- **Directions for this task**:
Keeping every character in place, output all the data.

Records to process START

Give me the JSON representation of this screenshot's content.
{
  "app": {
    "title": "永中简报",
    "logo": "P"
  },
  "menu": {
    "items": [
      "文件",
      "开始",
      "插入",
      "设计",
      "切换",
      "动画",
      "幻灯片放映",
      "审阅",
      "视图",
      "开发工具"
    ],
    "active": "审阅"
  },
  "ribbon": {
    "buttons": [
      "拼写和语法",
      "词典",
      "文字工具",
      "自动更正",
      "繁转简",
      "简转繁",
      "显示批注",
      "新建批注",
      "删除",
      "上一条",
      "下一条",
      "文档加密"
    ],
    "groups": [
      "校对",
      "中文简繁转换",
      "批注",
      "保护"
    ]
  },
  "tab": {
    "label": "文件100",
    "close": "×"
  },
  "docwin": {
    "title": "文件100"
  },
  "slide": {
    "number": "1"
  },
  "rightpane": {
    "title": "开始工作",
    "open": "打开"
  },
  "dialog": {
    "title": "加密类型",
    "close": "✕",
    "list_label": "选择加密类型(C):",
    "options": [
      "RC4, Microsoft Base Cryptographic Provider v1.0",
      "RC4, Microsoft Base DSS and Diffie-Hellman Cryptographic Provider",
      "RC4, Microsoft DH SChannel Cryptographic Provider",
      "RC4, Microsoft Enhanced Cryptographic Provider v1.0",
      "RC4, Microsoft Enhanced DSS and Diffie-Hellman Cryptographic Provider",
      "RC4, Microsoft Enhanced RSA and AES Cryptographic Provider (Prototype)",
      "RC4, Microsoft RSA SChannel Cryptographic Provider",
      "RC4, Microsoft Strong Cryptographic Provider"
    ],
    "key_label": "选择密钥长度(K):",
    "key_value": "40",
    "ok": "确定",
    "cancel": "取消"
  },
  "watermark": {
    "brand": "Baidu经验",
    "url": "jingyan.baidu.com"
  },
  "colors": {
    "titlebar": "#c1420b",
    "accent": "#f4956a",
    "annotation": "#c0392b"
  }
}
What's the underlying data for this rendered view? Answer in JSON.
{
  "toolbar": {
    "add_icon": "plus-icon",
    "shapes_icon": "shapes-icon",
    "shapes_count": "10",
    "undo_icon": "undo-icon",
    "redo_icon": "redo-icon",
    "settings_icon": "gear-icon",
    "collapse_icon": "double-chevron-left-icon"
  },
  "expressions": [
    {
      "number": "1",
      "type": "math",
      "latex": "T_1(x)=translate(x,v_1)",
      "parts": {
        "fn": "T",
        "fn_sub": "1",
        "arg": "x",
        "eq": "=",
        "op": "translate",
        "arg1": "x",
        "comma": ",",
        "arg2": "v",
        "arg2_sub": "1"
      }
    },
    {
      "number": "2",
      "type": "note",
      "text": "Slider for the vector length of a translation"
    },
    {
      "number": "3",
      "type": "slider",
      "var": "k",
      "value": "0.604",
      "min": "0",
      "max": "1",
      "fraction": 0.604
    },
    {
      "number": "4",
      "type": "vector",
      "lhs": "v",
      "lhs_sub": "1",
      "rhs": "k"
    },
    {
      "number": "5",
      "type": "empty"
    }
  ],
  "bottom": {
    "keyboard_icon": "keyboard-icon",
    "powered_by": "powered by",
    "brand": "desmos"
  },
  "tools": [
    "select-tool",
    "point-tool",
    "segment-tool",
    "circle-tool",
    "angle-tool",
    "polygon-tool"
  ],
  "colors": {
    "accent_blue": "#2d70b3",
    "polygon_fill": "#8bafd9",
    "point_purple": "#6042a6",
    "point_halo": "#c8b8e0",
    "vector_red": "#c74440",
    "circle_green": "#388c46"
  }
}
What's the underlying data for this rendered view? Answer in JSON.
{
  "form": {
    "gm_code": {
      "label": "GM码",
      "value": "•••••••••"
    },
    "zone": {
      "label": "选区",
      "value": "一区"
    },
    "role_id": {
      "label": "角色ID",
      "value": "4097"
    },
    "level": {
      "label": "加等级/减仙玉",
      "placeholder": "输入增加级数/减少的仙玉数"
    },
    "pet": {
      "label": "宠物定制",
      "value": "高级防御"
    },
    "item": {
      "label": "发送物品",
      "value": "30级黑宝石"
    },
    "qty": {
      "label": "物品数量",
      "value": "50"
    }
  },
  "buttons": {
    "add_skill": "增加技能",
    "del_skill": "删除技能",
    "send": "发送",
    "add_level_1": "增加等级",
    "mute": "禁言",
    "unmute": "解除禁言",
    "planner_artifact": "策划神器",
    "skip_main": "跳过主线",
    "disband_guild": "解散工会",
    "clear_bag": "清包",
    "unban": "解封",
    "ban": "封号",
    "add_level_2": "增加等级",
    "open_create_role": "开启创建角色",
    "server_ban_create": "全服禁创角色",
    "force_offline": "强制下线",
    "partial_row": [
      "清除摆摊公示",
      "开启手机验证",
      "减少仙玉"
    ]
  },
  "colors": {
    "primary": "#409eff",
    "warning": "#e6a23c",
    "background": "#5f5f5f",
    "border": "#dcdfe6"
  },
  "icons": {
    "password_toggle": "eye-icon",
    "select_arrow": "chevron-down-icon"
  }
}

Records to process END

- **Result of this task**:
Give me the JSON representation of this screenshot's content.
{
  "app": {
    "title": "永中简报",
    "logo": "P"
  },
  "menu": {
    "items": [
      "文件",
      "开始",
      "插入",
      "设计",
      "切换",
      "动画",
      "幻灯片放映",
      "审阅",
      "视图",
      "开发工具"
    ],
    "active": "审阅"
  },
  "ribbon": {
    "buttons": [
      "拼写和语法",
      "词典",
      "文字工具",
      "自动更正",
      "繁转简",
      "简转繁",
      "显示批注",
      "新建批注",
      "删除",
      "上一条",
      "下一条",
      "文档加密"
    ],
    "groups": [
      "校对",
      "中文简繁转换",
      "批注",
      "保护"
    ]
  },
  "tab": {
    "label": "文件100",
    "close": "×"
  },
  "docwin": {
    "title": "文件100"
  },
  "slide": {
    "number": "1"
  },
  "rightpane": {
    "title": "开始工作",
    "open": "打开"
  },
  "dialog": {
    "title": "加密类型",
    "close": "✕",
    "list_label": "选择加密类型(C):",
    "options": [
      "RC4, Microsoft Base Cryptographic Provider v1.0",
      "RC4, Microsoft Base DSS and Diffie-Hellman Cryptographic Provider",
      "RC4, Microsoft DH SChannel Cryptographic Provider",
      "RC4, Microsoft Enhanced Cryptographic Provider v1.0",
      "RC4, Microsoft Enhanced DSS and Diffie-Hellman Cryptographic Provider",
      "RC4, Microsoft Enhanced RSA and AES Cryptographic Provider (Prototype)",
      "RC4, Microsoft RSA SChannel Cryptographic Provider",
      "RC4, Microsoft Strong Cryptographic Provider"
    ],
    "key_label": "选择密钥长度(K):",
    "key_value": "40",
    "ok": "确定",
    "cancel": "取消"
  },
  "watermark": {
    "brand": "Baidu经验",
    "url": "jingyan.baidu.com"
  },
  "colors": {
    "titlebar": "#c1420b",
    "accent": "#f4956a",
    "annotation": "#c0392b"
  }
}
What's the underlying data for this rendered view? Answer in JSON.
{
  "toolbar": {
    "add_icon": "plus-icon",
    "shapes_icon": "shapes-icon",
    "shapes_count": "10",
    "undo_icon": "undo-icon",
    "redo_icon": "redo-icon",
    "settings_icon": "gear-icon",
    "collapse_icon": "double-chevron-left-icon"
  },
  "expressions": [
    {
      "number": "1",
      "type": "math",
      "latex": "T_1(x)=translate(x,v_1)",
      "parts": {
        "fn": "T",
        "fn_sub": "1",
        "arg": "x",
        "eq": "=",
        "op": "translate",
        "arg1": "x",
        "comma": ",",
        "arg2": "v",
        "arg2_sub": "1"
      }
    },
    {
      "number": "2",
      "type": "note",
      "text": "Slider for the vector length of a translation"
    },
    {
      "number": "3",
      "type": "slider",
      "var": "k",
      "value": "0.604",
      "min": "0",
      "max": "1",
      "fraction": 0.604
    },
    {
      "number": "4",
      "type": "vector",
      "lhs": "v",
      "lhs_sub": "1",
      "rhs": "k"
    },
    {
      "number": "5",
      "type": "empty"
    }
  ],
  "bottom": {
    "keyboard_icon": "keyboard-icon",
    "powered_by": "powered by",
    "brand": "desmos"
  },
  "tools": [
    "select-tool",
    "point-tool",
    "segment-tool",
    "circle-tool",
    "angle-tool",
    "polygon-tool"
  ],
  "colors": {
    "accent_blue": "#2d70b3",
    "polygon_fill": "#8bafd9",
    "point_purple": "#6042a6",
    "point_halo": "#c8b8e0",
    "vector_red": "#c74440",
    "circle_green": "#388c46"
  }
}
What's the underlying data for this rendered view? Answer in JSON.
{
  "form": {
    "gm_code": {
      "label": "GM码",
      "value": "•••••••••"
    },
    "zone": {
      "label": "选区",
      "value": "一区"
    },
    "role_id": {
      "label": "角色ID",
      "value": "4097"
    },
    "level": {
      "label": "加等级/减仙玉",
      "placeholder": "输入增加级数/减少的仙玉数"
    },
    "pet": {
      "label": "宠物定制",
      "value": "高级防御"
    },
    "item": {
      "label": "发送物品",
      "value": "30级黑宝石"
    },
    "qty": {
      "label": "物品数量",
      "value": "50"
    }
  },
  "buttons": {
    "add_skill": "增加技能",
    "del_skill": "删除技能",
    "send": "发送",
    "add_level_1": "增加等级",
    "mute": "禁言",
    "unmute": "解除禁言",
    "planner_artifact": "策划神器",
    "skip_main": "跳过主线",
    "disband_guild": "解散工会",
    "clear_bag": "清包",
    "unban": "解封",
    "ban": "封号",
    "add_level_2": "增加等级",
    "open_create_role": "开启创建角色",
    "server_ban_create": "全服禁创角色",
    "force_offline": "强制下线",
    "partial_row": [
      "清除摆摊公示",
      "开启手机验证",
      "减少仙玉"
    ]
  },
  "colors": {
    "primary": "#409eff",
    "warning": "#e6a23c",
    "background": "#5f5f5f",
    "border": "#dcdfe6"
  },
  "icons": {
    "password_toggle": "eye-icon",
    "select_arrow": "chevron-down-icon"
  }
}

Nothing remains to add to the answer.